Global silver production dropped last year for the first time since 2002 driven by lower by-product output from the lead/zinc and gold sectors, as well as a sharp decline of scrap supply to the market, which hit its lowest since 1996.
According to the latest Silver Institute report, released Thursday, total silver supply decreased by 32.6 million ounces in 2016 in line with decreased demand for the precious metal, with falling jewellery, coin and bar and industrial consumption contributing to an 11% drop.
But a very positive outlook for energy technologies, which has boosted commodities such as lithium and nickel used in energy storage batteries, provided a much-needed lift to silver demand last year.
Purchases from the photovoltaic industry, driven by a 49% increase in solar panel installations, jumped 34% in 2016 to a record high of 76.6 million ounces, making it the strongest year of growth since 2010.

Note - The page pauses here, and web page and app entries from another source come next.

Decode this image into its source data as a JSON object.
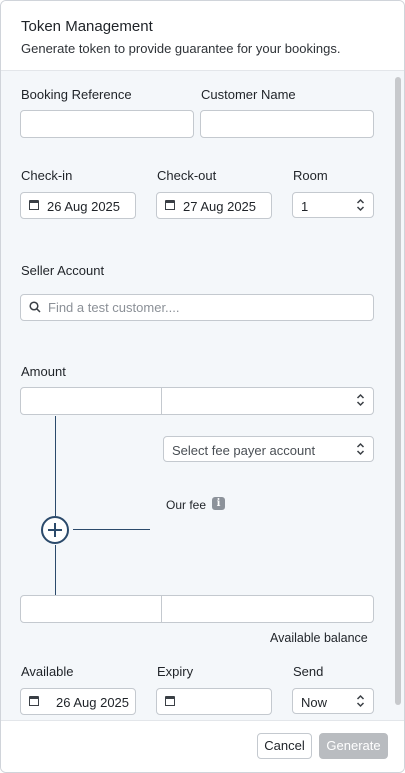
{
  "header": {
    "title": "Token Management",
    "subtitle": "Generate token to provide guarantee for your bookings."
  },
  "form": {
    "booking_reference": {
      "label": "Booking Reference",
      "value": ""
    },
    "customer_name": {
      "label": "Customer Name",
      "value": ""
    },
    "check_in": {
      "label": "Check-in",
      "value": "26 Aug 2025"
    },
    "check_out": {
      "label": "Check-out",
      "value": "27 Aug 2025"
    },
    "room": {
      "label": "Room",
      "value": "1"
    },
    "seller_account": {
      "label": "Seller Account",
      "placeholder": "Find a test customer...."
    },
    "amount": {
      "label": "Amount",
      "value": "",
      "currency": ""
    },
    "fee_payer": {
      "placeholder": "Select fee payer account"
    },
    "our_fee": {
      "label": "Our fee",
      "info_glyph": "i"
    },
    "balance": {
      "label": "Available balance",
      "value": "",
      "currency": ""
    },
    "available": {
      "label": "Available",
      "value": "26 Aug 2025"
    },
    "expiry": {
      "label": "Expiry",
      "value": ""
    },
    "send": {
      "label": "Send",
      "value": "Now"
    }
  },
  "footer": {
    "cancel_label": "Cancel",
    "generate_label": "Generate"
  },
  "icons": {
    "calendar": "calendar-icon",
    "search": "search-icon",
    "chevron": "chevron-updown-icon",
    "info": "info-icon",
    "plus": "plus-circle-icon"
  },
  "colors": {
    "accent_line": "#2b4a6b",
    "form_bg": "#f4f7fa",
    "disabled_button": "#b9bcc0"
  }
}
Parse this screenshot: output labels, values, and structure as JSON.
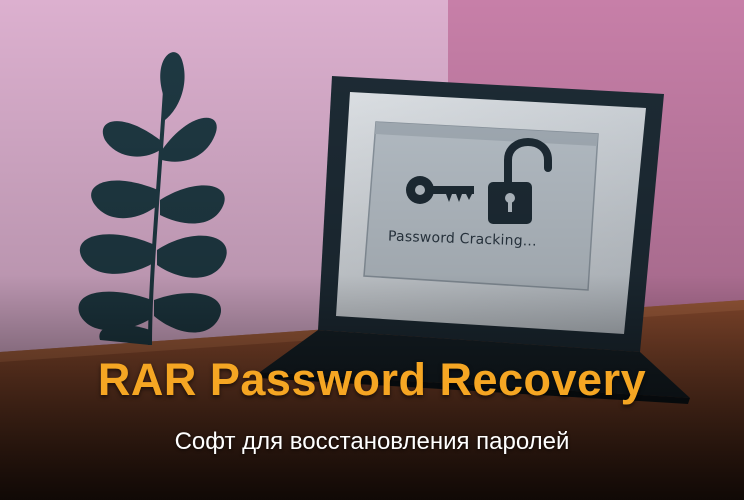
{
  "banner": {
    "screen_label": "Password Cracking...",
    "headline": "RAR Password Recovery",
    "subtitle": "Софт для восстановления паролей"
  },
  "icons": [
    "plant-illustration",
    "laptop-illustration",
    "key-icon",
    "open-padlock-icon"
  ],
  "colors": {
    "headline": "#f5a623",
    "subtitle": "#ffffff",
    "wall_left": "#dcb0cf",
    "wall_right": "#c77fa8",
    "laptop": "#1e2c36",
    "desk": "#8a4a2e"
  }
}
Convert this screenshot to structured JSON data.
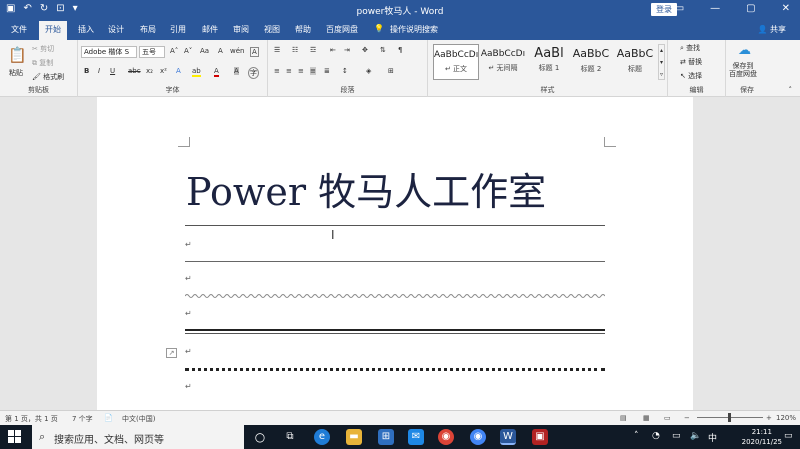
{
  "window": {
    "title": "power牧马人 - Word",
    "login_label": "登录",
    "share_label": "共享",
    "qat": {
      "save": "▣",
      "undo": "↶",
      "redo": "↻",
      "custom": "⊡",
      "more": "▾"
    },
    "controls": {
      "ribbon_options": "▭",
      "minimize": "—",
      "maximize": "▢",
      "close": "✕"
    }
  },
  "tabs": [
    "文件",
    "开始",
    "插入",
    "设计",
    "布局",
    "引用",
    "邮件",
    "审阅",
    "视图",
    "帮助",
    "百度网盘",
    "操作说明搜索"
  ],
  "ribbon": {
    "clipboard": {
      "paste": "粘贴",
      "cut": "剪切",
      "copy": "复制",
      "format_painter": "格式刷",
      "label": "剪贴板"
    },
    "font": {
      "name": "Adobe 楷体 S",
      "size": "五号",
      "label": "字体",
      "grow": "A˄",
      "shrink": "A˅",
      "case": "Aa",
      "clear": "A",
      "phonetic": "wén",
      "border": "A",
      "bold": "B",
      "italic": "I",
      "underline": "U",
      "strike": "abc",
      "sub": "x₂",
      "sup": "x²",
      "effects": "A",
      "highlight": "ab",
      "color": "A",
      "shade": "A",
      "circle": "字"
    },
    "paragraph": {
      "label": "段落"
    },
    "styles": {
      "label": "样式",
      "items": [
        {
          "sample": "AaBbCcDı",
          "name": "↵ 正文"
        },
        {
          "sample": "AaBbCcDı",
          "name": "↵ 无间隔"
        },
        {
          "sample": "AaBl",
          "name": "标题 1"
        },
        {
          "sample": "AaBbC",
          "name": "标题 2"
        },
        {
          "sample": "AaBbC",
          "name": "标题"
        }
      ]
    },
    "editing": {
      "find": "查找",
      "replace": "替换",
      "select": "选择",
      "label": "编辑"
    },
    "save_group": {
      "save_baidu": "保存到\n百度网盘",
      "label": "保存"
    }
  },
  "document": {
    "title": "Power 牧马人工作室",
    "para_mark": "↵"
  },
  "status": {
    "page": "第 1 页，共 1 页",
    "words": "7 个字",
    "language": "中文(中国)",
    "zoom": "120%"
  },
  "taskbar": {
    "search_placeholder": "搜索应用、文档、网页等",
    "ime": "中",
    "time": "21:11",
    "date": "2020/11/25"
  }
}
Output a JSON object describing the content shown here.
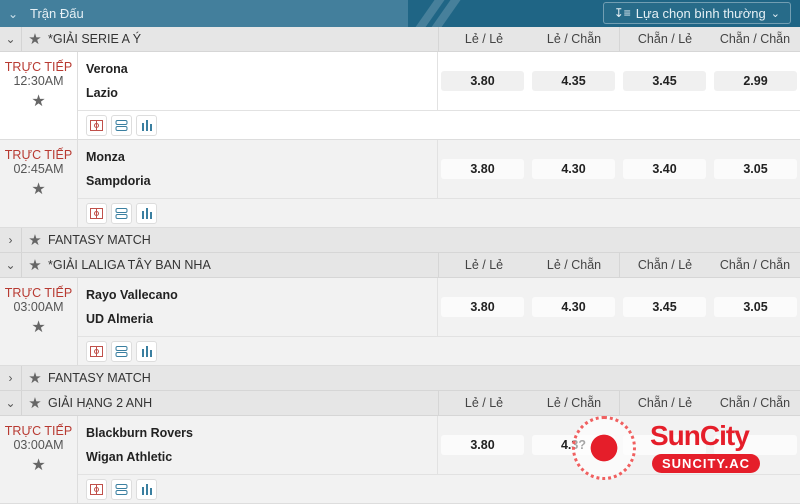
{
  "header": {
    "title": "Trận Đấu",
    "select_label": "Lựa chọn bình thường"
  },
  "odds_columns": [
    "Lẻ / Lẻ",
    "Lẻ / Chẵn",
    "Chẵn / Lẻ",
    "Chẵn / Chẵn"
  ],
  "leagues": [
    {
      "name": "*GIẢI SERIE A Ý",
      "expanded": true,
      "matches": [
        {
          "status": "TRỰC TIẾP",
          "time": "12:30AM",
          "home": "Verona",
          "away": "Lazio",
          "odds": [
            "3.80",
            "4.35",
            "3.45",
            "2.99"
          ]
        },
        {
          "status": "TRỰC TIẾP",
          "time": "02:45AM",
          "home": "Monza",
          "away": "Sampdoria",
          "odds": [
            "3.80",
            "4.30",
            "3.40",
            "3.05"
          ]
        }
      ]
    },
    {
      "name": "FANTASY MATCH",
      "expanded": false
    },
    {
      "name": "*GIẢI LALIGA TÂY BAN NHA",
      "expanded": true,
      "matches": [
        {
          "status": "TRỰC TIẾP",
          "time": "03:00AM",
          "home": "Rayo Vallecano",
          "away": "UD Almeria",
          "odds": [
            "3.80",
            "4.30",
            "3.45",
            "3.05"
          ]
        }
      ]
    },
    {
      "name": "FANTASY MATCH",
      "expanded": false
    },
    {
      "name": "GIẢI HẠNG 2 ANH",
      "expanded": true,
      "matches": [
        {
          "status": "TRỰC TIẾP",
          "time": "03:00AM",
          "home": "Blackburn Rovers",
          "away": "Wigan Athletic",
          "odds": [
            "3.80",
            "4.3?",
            "",
            ""
          ]
        }
      ]
    }
  ],
  "watermark": {
    "brand": "SunCity",
    "url": "SUNCITY.AC"
  },
  "colors": {
    "header_bg": "#437f9c",
    "header_bg_dark": "#1f6585",
    "live_red": "#b83a32",
    "brand_red": "#e51e2a"
  }
}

According to the study, produced on behalf of the Silver Institute by the GFMS Team at Reuters (GFMS), the jump in global solar panel installations was driven largely by growth in China and the US, where installations climbed 126% and 95% respectively.
Mexico’s output falls the most
Last year’s silver supply decline of 0.6% to 885.8 Moz was mostly due to output drops at the lead/zinc and gold sectors, where production dipped by a combined 15.9 Moz, the survey shows.
Mexico kept its leading position as the world’s largest silver producing country, followed by Peru, China, Chile and Russia.
On a regional basis, Mexico registered the largest decline in production last year, followed by Australia and Argentina. Those losses were partially offset by gains in Central and South America, as well as Asia, the report shows.
Despite the gloomy figures, Mexico kept its leading position as the world’s largest silver producing country, followed by Peru, China, Chile and Russia.
Silver scrap supply fell to 139.7 Moz in 2016, a level not seen since 1996, despite higher silver prices, the study says, adding that such contraction was largely driven by lower Asian flows, due in part to lower industrial fabrication volumes.
Good year for prices
Last year was a very good one for silver prices, as they climbed 9.3% — their first rise since 2011. Assisting the welcomed spike was last year's supply and demand scenario, which led to another annual silver market deficit, the largest in three years and the third largest on record, reaching 147.5 Moz.
Last year’s average price of $17.14, was 28% higher than in 2007 when the precious metal traded at $13.38 average.
- Holdings in global ETPs increased robustly by 47 Moz last year, posting an all-time high in October.
- Silver coin and medals fabrication fell by 9% in 2016, from its record high in 2015, to 123.2 Moz.
- Total physical demand fell by 11% in 2016 to 1,027.8 Moz, pulled lower by weaker offtake for jewellery, silverware and retail investment.
You can read the full report here.